There are several major mills that mix up soy-free feed blends. The one we use is from Modesto Mills. We were lucky enough to find some in our relatively local farm store.
There is a great thread on BackyardChickens.com regarding soy-free feed and alternatives for chickens.:
Below is an article that describes a bit of why we want to avoid feeding our chickens soy.
Soybean is a major ingredient in livestock feeds, with chicken feed containing the highest proportions. Almost half of the beans processed for livestock feed are for chicken feed. That’s because soybeans contain 38% protein, an essential nutrient for poultry.
If soy is such a prevalent and industry accepted ingredient in regular and organic chicken feed, why should we be worried? Much of it depends on your personal nutritional beliefs or needs. I’ll share with you the major concerns held by many food conscious folks, so you can make an informed decision for yourself about what to feed your chickens.
Originating in China, soybeans have been consumed by humans for thousands of years. It’s only been in the last century that the way we eat soy has changed dramatically. Fermentation is how soy was first prepared for eating. It was a side dish that complimented the rest of the meal. Raw soy is not fit for consumption and can be considered toxic. Today’s soy is processed in variety of methods (not fermented) which denatures the proteins and increases levels of carcinogens.
Soy is a prevalent ingredient in almost all processed foods. Those with a soy allergen (it’s one of the top eight food allergens for humans) know this best. It’s in fast-foods, baby food, processed meat, breads, etc. Unless you are very conscious of everything you eat, it is easy to consume an unregulated amount of soy products every day.
Perhaps you are not allergic to soy, here are some other findings that may be important to you. Soy is not a complete protein (as commonly believed), lacking some important amino acids. Soy foods can cause deficiencies in calcium and vitamin D. Soy increases levels of estrogen (possibly simulating the growth of related tumors) and decreases levels of testosterone. It has been related to pre-mature sexual development in females, and delayed development in males. Animal studies show soy foods causes infertility in animals.
Because soy is a prolific food allergen, the FDA requires it to be listed clearly as an ingredient in processed foods. At this time the FDA does not require meat, raised on soy feeds, to be disclosed.

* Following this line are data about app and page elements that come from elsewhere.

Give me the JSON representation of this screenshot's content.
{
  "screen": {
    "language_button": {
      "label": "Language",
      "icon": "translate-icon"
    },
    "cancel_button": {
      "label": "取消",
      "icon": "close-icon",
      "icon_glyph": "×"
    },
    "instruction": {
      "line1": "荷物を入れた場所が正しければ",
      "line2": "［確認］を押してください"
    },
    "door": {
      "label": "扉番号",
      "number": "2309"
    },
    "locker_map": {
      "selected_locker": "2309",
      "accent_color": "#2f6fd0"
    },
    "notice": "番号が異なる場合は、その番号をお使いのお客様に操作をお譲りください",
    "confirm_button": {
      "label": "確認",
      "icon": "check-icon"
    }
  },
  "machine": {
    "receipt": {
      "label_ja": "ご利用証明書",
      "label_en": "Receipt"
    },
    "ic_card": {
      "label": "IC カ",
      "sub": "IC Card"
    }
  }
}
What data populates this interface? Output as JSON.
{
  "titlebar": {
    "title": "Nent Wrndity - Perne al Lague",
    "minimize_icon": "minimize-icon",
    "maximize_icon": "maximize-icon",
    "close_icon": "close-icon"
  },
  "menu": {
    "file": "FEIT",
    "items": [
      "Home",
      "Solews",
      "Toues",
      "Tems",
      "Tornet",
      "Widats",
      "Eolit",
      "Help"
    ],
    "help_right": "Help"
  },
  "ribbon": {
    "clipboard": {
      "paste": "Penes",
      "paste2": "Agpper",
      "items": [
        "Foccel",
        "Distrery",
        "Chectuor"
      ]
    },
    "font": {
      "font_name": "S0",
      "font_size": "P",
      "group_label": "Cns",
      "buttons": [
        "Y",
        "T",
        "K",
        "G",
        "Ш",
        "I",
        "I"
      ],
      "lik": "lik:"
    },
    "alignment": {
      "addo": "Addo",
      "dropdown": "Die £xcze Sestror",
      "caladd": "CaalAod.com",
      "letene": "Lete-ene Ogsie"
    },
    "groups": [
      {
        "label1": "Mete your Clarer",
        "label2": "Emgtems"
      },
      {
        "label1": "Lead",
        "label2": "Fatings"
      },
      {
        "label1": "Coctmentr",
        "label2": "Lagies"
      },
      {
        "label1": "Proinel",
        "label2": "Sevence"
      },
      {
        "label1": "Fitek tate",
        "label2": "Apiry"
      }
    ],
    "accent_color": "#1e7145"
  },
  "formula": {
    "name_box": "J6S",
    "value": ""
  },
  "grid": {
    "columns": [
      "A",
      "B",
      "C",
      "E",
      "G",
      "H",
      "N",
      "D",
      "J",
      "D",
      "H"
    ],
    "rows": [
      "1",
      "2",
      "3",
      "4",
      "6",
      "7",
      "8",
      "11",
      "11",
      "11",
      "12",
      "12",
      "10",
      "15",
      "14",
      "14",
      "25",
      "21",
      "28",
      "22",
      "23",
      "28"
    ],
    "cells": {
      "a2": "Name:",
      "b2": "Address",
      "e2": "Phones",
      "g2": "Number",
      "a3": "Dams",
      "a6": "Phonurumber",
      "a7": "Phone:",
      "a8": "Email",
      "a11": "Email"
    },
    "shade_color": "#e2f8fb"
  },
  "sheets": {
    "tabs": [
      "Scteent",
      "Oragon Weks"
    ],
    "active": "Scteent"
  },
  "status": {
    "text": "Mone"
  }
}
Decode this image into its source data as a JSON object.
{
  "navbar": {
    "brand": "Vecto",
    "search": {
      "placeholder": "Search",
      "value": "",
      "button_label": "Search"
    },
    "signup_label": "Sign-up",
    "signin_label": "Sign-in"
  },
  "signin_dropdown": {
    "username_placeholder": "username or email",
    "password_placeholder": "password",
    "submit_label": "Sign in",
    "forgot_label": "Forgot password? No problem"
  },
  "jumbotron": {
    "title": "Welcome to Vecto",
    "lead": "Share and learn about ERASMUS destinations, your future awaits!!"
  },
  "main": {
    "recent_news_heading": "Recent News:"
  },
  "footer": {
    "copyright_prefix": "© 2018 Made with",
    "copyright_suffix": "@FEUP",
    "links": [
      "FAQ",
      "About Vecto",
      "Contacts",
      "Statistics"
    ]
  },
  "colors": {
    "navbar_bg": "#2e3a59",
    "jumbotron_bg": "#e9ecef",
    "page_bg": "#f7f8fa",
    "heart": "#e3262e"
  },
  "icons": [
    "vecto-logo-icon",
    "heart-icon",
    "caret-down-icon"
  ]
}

People highly allergic to soy are affected by this.
Soybean is the human choice for animal feed, thus covertly making it another avenue into our daily consumption of it. Chickens receive the highest level of exposure, and it is retained in their meat and eggs.